[YOUR ASSIGNMENT]: Could you please reproduce all the records below exactly, leaving out the images?

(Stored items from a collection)
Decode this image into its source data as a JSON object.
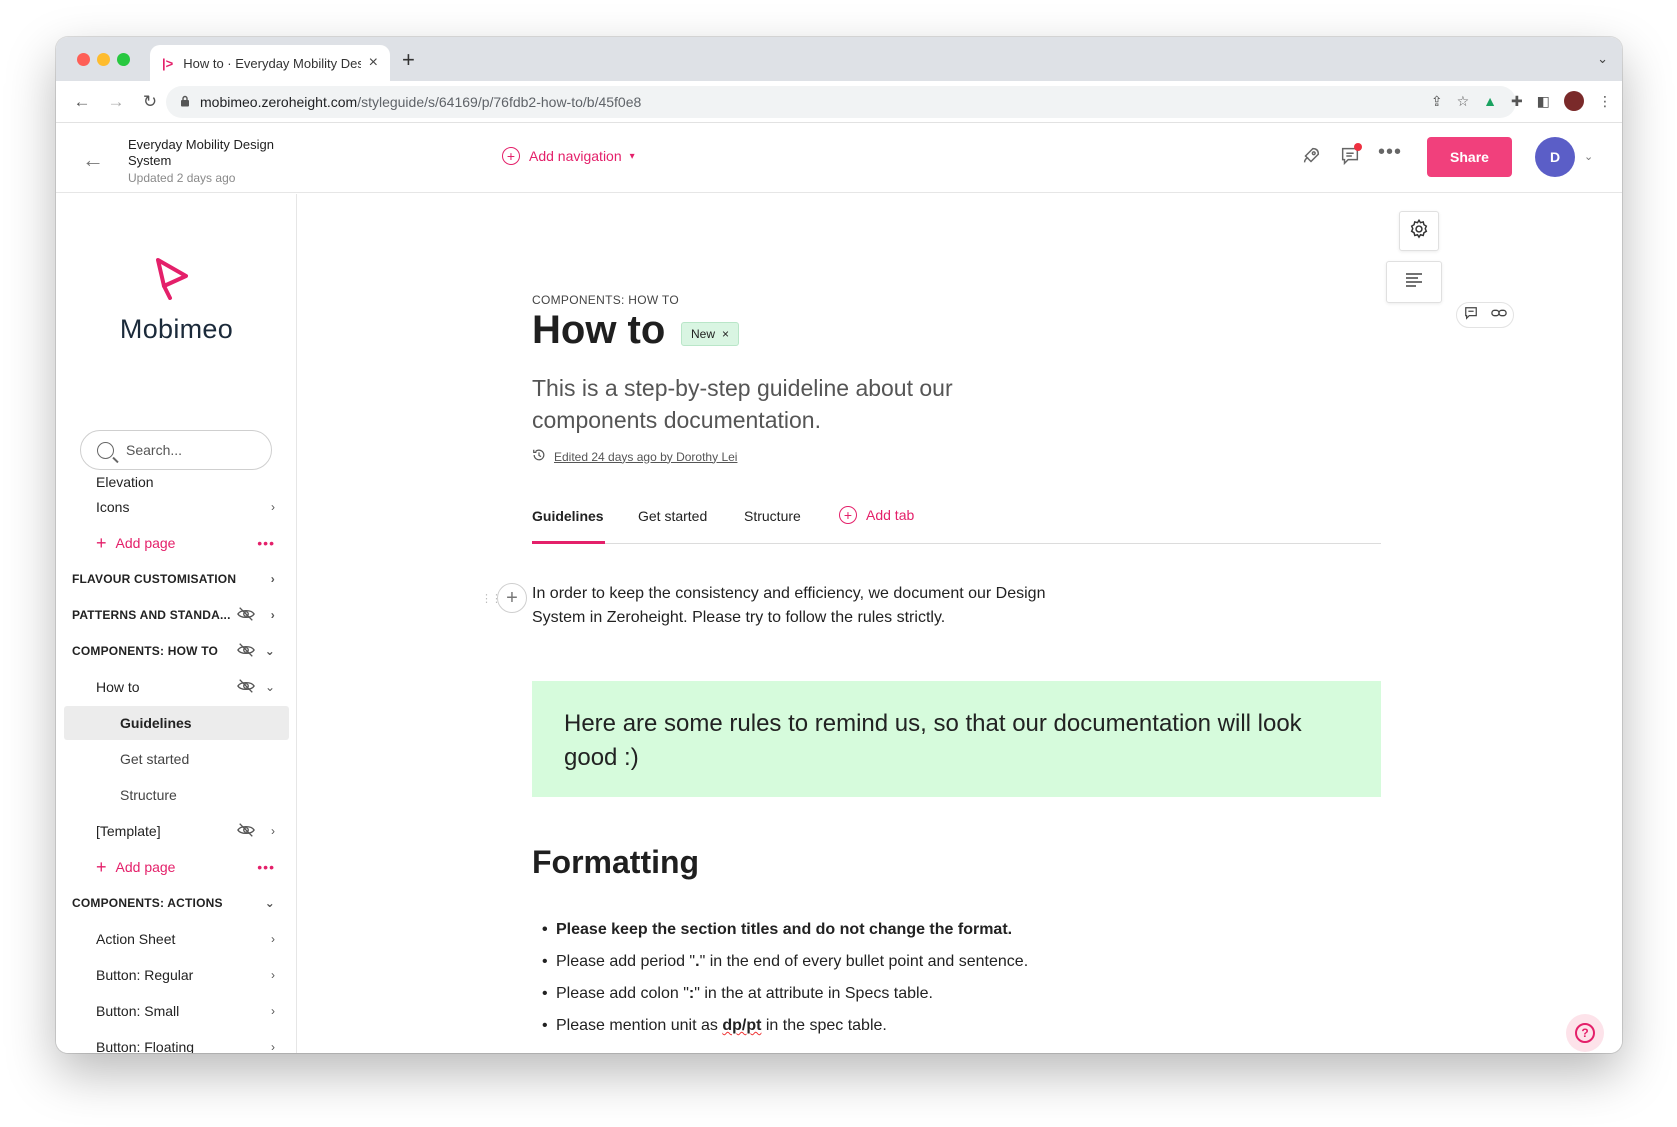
{
  "browser": {
    "tab_title": "How to · Everyday Mobility Des",
    "url_host": "mobimeo.zeroheight.com",
    "url_path": "/styleguide/s/64169/p/76fdb2-how-to/b/45f0e8"
  },
  "header": {
    "project_name": "Everyday Mobility Design System",
    "updated": "Updated 2 days ago",
    "add_navigation": "Add navigation",
    "share_label": "Share",
    "avatar_initial": "D"
  },
  "sidebar": {
    "logo_text": "Mobimeo",
    "search_placeholder": "Search...",
    "items": [
      {
        "label": "Elevation"
      },
      {
        "label": "Icons"
      },
      {
        "label": "Add page"
      },
      {
        "label": "FLAVOUR CUSTOMISATION"
      },
      {
        "label": "PATTERNS AND STANDA..."
      },
      {
        "label": "COMPONENTS: HOW TO"
      },
      {
        "label": "How to"
      },
      {
        "label": "Guidelines"
      },
      {
        "label": "Get started"
      },
      {
        "label": "Structure"
      },
      {
        "label": "[Template]"
      },
      {
        "label": "Add page"
      },
      {
        "label": "COMPONENTS: ACTIONS"
      },
      {
        "label": "Action Sheet"
      },
      {
        "label": "Button: Regular"
      },
      {
        "label": "Button: Small"
      },
      {
        "label": "Button: Floating"
      }
    ]
  },
  "page": {
    "category": "COMPONENTS: HOW TO",
    "title": "How to",
    "badge": "New",
    "subtitle": "This is a step-by-step guideline about our components documentation.",
    "edited": "Edited 24 days ago by Dorothy Lei",
    "tabs": [
      {
        "label": "Guidelines"
      },
      {
        "label": "Get started"
      },
      {
        "label": "Structure"
      }
    ],
    "add_tab": "Add tab",
    "intro": "In order to keep the consistency and efficiency, we document our Design System in Zeroheight. Please try to follow the rules strictly.",
    "callout": "Here are some rules to remind us, so that our documentation will look good :)",
    "section_heading": "Formatting",
    "bullets": {
      "b1": "Please keep the section titles and do not change the format.",
      "b2_pre": "Please add period \"",
      "b2_mark": ".",
      "b2_post": "\" in the end of every bullet point and sentence.",
      "b3_pre": "Please add colon \"",
      "b3_mark": ":",
      "b3_post": "\" in the at attribute in Specs table.",
      "b4_pre": "Please mention unit as ",
      "b4_mark": "dp/pt",
      "b4_post": " in the spec table."
    }
  },
  "colors": {
    "accent": "#e4206a",
    "share_bg": "#f1407c",
    "callout_bg": "#d6fbdc",
    "badge_bg": "#d9f5e2",
    "avatar_bg": "#5b5ec7"
  }
}
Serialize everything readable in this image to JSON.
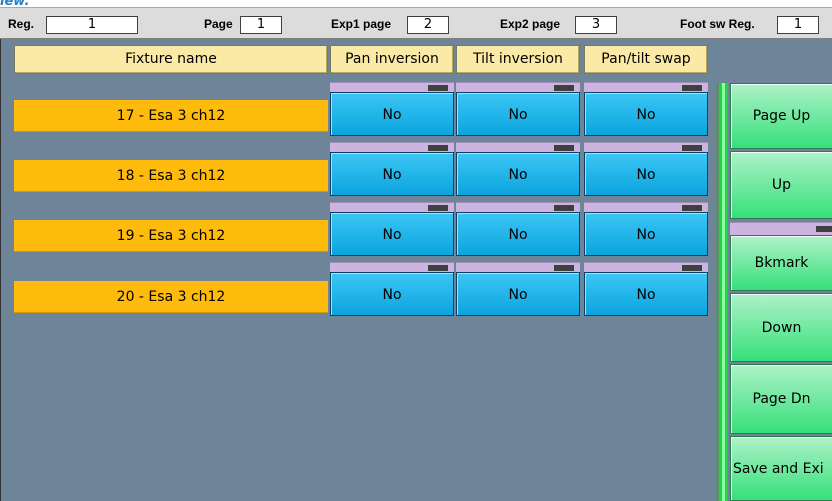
{
  "top_strip_text": "iew.",
  "status": {
    "reg_label": "Reg.",
    "reg_value": "1",
    "page_label": "Page",
    "page_value": "1",
    "exp1_label": "Exp1 page",
    "exp1_value": "2",
    "exp2_label": "Exp2 page",
    "exp2_value": "3",
    "footsw_label": "Foot sw Reg.",
    "footsw_value": "1"
  },
  "columns": {
    "fixture_name": "Fixture name",
    "pan_inversion": "Pan inversion",
    "tilt_inversion": "Tilt inversion",
    "pan_tilt_swap": "Pan/tilt swap"
  },
  "rows": [
    {
      "fixture": "17 - Esa 3 ch12",
      "pan": "No",
      "tilt": "No",
      "swap": "No"
    },
    {
      "fixture": "18 - Esa 3 ch12",
      "pan": "No",
      "tilt": "No",
      "swap": "No"
    },
    {
      "fixture": "19 - Esa 3 ch12",
      "pan": "No",
      "tilt": "No",
      "swap": "No"
    },
    {
      "fixture": "20 - Esa 3 ch12",
      "pan": "No",
      "tilt": "No",
      "swap": "No"
    }
  ],
  "nav": {
    "page_up": "Page Up",
    "up": "Up",
    "bookmark": "Bkmark",
    "down": "Down",
    "page_dn": "Page Dn",
    "save_exit": "Save and Exi"
  },
  "colors": {
    "panel_bg": "#6e8499",
    "header_bg": "#fbeaa6",
    "fixture_bg": "#ffbb0b",
    "cell_bg": "#1ab4ea",
    "nav_bg": "#5ee89a",
    "strip_bg": "#cdb4e0"
  }
}
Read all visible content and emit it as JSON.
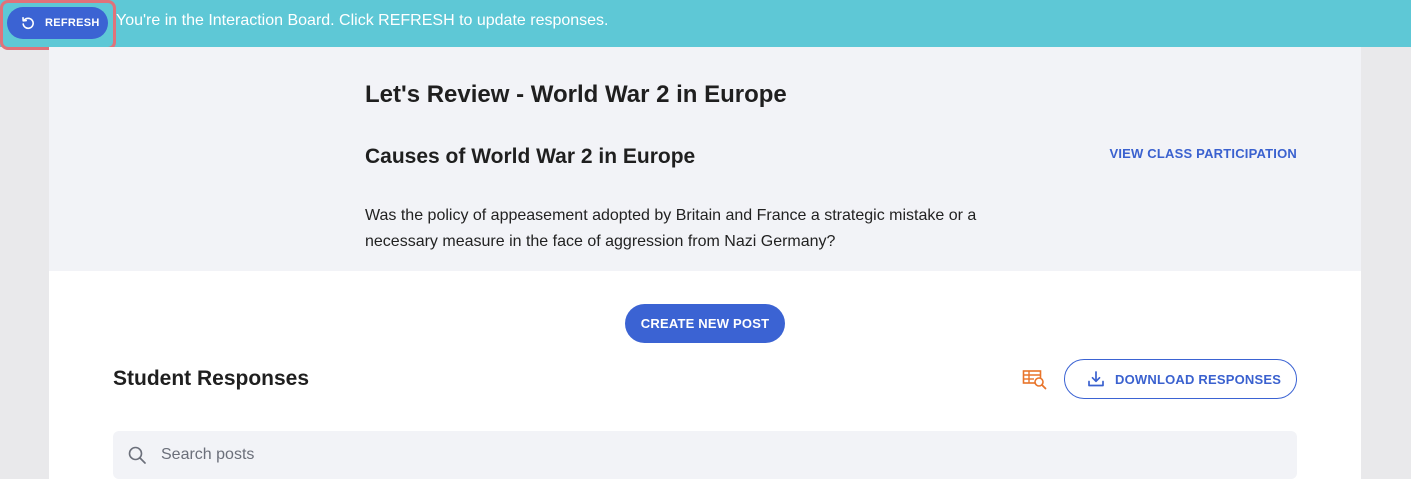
{
  "topbar": {
    "refresh_label": "REFRESH",
    "message": "You're in the Interaction Board. Click REFRESH to update responses.",
    "background_color": "#5ec8d6"
  },
  "board": {
    "title": "Let's Review - World War 2 in Europe",
    "topic_title": "Causes of World War 2 in Europe",
    "view_participation_label": "VIEW CLASS PARTICIPATION",
    "question": "Was the policy of appeasement adopted by Britain and France a strategic mistake or a necessary measure in the face of aggression from Nazi Germany?"
  },
  "actions": {
    "create_post_label": "CREATE NEW POST",
    "accent_color": "#3b63d3"
  },
  "responses": {
    "title": "Student Responses",
    "download_label": "DOWNLOAD RESPONSES",
    "table_search_icon": "table-search-icon",
    "download_icon": "download-icon"
  },
  "search": {
    "placeholder": "Search posts",
    "value": ""
  }
}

[SOLUTION FOR THIS TASK]:
Decode this image into its source data as a JSON object.
{
  "browser": {
    "tab_title": "How to · Everyday Mobility Des",
    "url_host": "mobimeo.zeroheight.com",
    "url_path": "/styleguide/s/64169/p/76fdb2-how-to/b/45f0e8"
  },
  "header": {
    "project_name": "Everyday Mobility Design System",
    "updated": "Updated 2 days ago",
    "add_navigation": "Add navigation",
    "share_label": "Share",
    "avatar_initial": "D"
  },
  "sidebar": {
    "logo_text": "Mobimeo",
    "search_placeholder": "Search...",
    "items": [
      {
        "label": "Elevation"
      },
      {
        "label": "Icons"
      },
      {
        "label": "Add page"
      },
      {
        "label": "FLAVOUR CUSTOMISATION"
      },
      {
        "label": "PATTERNS AND STANDA..."
      },
      {
        "label": "COMPONENTS: HOW TO"
      },
      {
        "label": "How to"
      },
      {
        "label": "Guidelines"
      },
      {
        "label": "Get started"
      },
      {
        "label": "Structure"
      },
      {
        "label": "[Template]"
      },
      {
        "label": "Add page"
      },
      {
        "label": "COMPONENTS: ACTIONS"
      },
      {
        "label": "Action Sheet"
      },
      {
        "label": "Button: Regular"
      },
      {
        "label": "Button: Small"
      },
      {
        "label": "Button: Floating"
      }
    ]
  },
  "page": {
    "category": "COMPONENTS: HOW TO",
    "title": "How to",
    "badge": "New",
    "subtitle": "This is a step-by-step guideline about our components documentation.",
    "edited": "Edited 24 days ago by Dorothy Lei",
    "tabs": [
      {
        "label": "Guidelines"
      },
      {
        "label": "Get started"
      },
      {
        "label": "Structure"
      }
    ],
    "add_tab": "Add tab",
    "intro": "In order to keep the consistency and efficiency, we document our Design System in Zeroheight. Please try to follow the rules strictly.",
    "callout": "Here are some rules to remind us, so that our documentation will look good :)",
    "section_heading": "Formatting",
    "bullets": {
      "b1": "Please keep the section titles and do not change the format.",
      "b2_pre": "Please add period \"",
      "b2_mark": ".",
      "b2_post": "\" in the end of every bullet point and sentence.",
      "b3_pre": "Please add colon \"",
      "b3_mark": ":",
      "b3_post": "\" in the at attribute in Specs table.",
      "b4_pre": "Please mention unit as ",
      "b4_mark": "dp/pt",
      "b4_post": " in the spec table."
    }
  },
  "colors": {
    "accent": "#e4206a",
    "share_bg": "#f1407c",
    "callout_bg": "#d6fbdc",
    "badge_bg": "#d9f5e2",
    "avatar_bg": "#5b5ec7"
  }
}
Serialize everything readable in this image to JSON.
{
  "top_strip_text": "iew.",
  "status": {
    "reg_label": "Reg.",
    "reg_value": "1",
    "page_label": "Page",
    "page_value": "1",
    "exp1_label": "Exp1 page",
    "exp1_value": "2",
    "exp2_label": "Exp2 page",
    "exp2_value": "3",
    "footsw_label": "Foot sw Reg.",
    "footsw_value": "1"
  },
  "columns": {
    "fixture_name": "Fixture name",
    "pan_inversion": "Pan inversion",
    "tilt_inversion": "Tilt inversion",
    "pan_tilt_swap": "Pan/tilt swap"
  },
  "rows": [
    {
      "fixture": "17 - Esa 3 ch12",
      "pan": "No",
      "tilt": "No",
      "swap": "No"
    },
    {
      "fixture": "18 - Esa 3 ch12",
      "pan": "No",
      "tilt": "No",
      "swap": "No"
    },
    {
      "fixture": "19 - Esa 3 ch12",
      "pan": "No",
      "tilt": "No",
      "swap": "No"
    },
    {
      "fixture": "20 - Esa 3 ch12",
      "pan": "No",
      "tilt": "No",
      "swap": "No"
    }
  ],
  "nav": {
    "page_up": "Page Up",
    "up": "Up",
    "bookmark": "Bkmark",
    "down": "Down",
    "page_dn": "Page Dn",
    "save_exit": "Save and Exi"
  },
  "colors": {
    "panel_bg": "#6e8499",
    "header_bg": "#fbeaa6",
    "fixture_bg": "#ffbb0b",
    "cell_bg": "#1ab4ea",
    "nav_bg": "#5ee89a",
    "strip_bg": "#cdb4e0"
  }
}
Read all visible content and emit it as JSON.
{
  "topbar": {
    "refresh_label": "REFRESH",
    "message": "You're in the Interaction Board. Click REFRESH to update responses.",
    "background_color": "#5ec8d6"
  },
  "board": {
    "title": "Let's Review - World War 2 in Europe",
    "topic_title": "Causes of World War 2 in Europe",
    "view_participation_label": "VIEW CLASS PARTICIPATION",
    "question": "Was the policy of appeasement adopted by Britain and France a strategic mistake or a necessary measure in the face of aggression from Nazi Germany?"
  },
  "actions": {
    "create_post_label": "CREATE NEW POST",
    "accent_color": "#3b63d3"
  },
  "responses": {
    "title": "Student Responses",
    "download_label": "DOWNLOAD RESPONSES",
    "table_search_icon": "table-search-icon",
    "download_icon": "download-icon"
  },
  "search": {
    "placeholder": "Search posts",
    "value": ""
  }
}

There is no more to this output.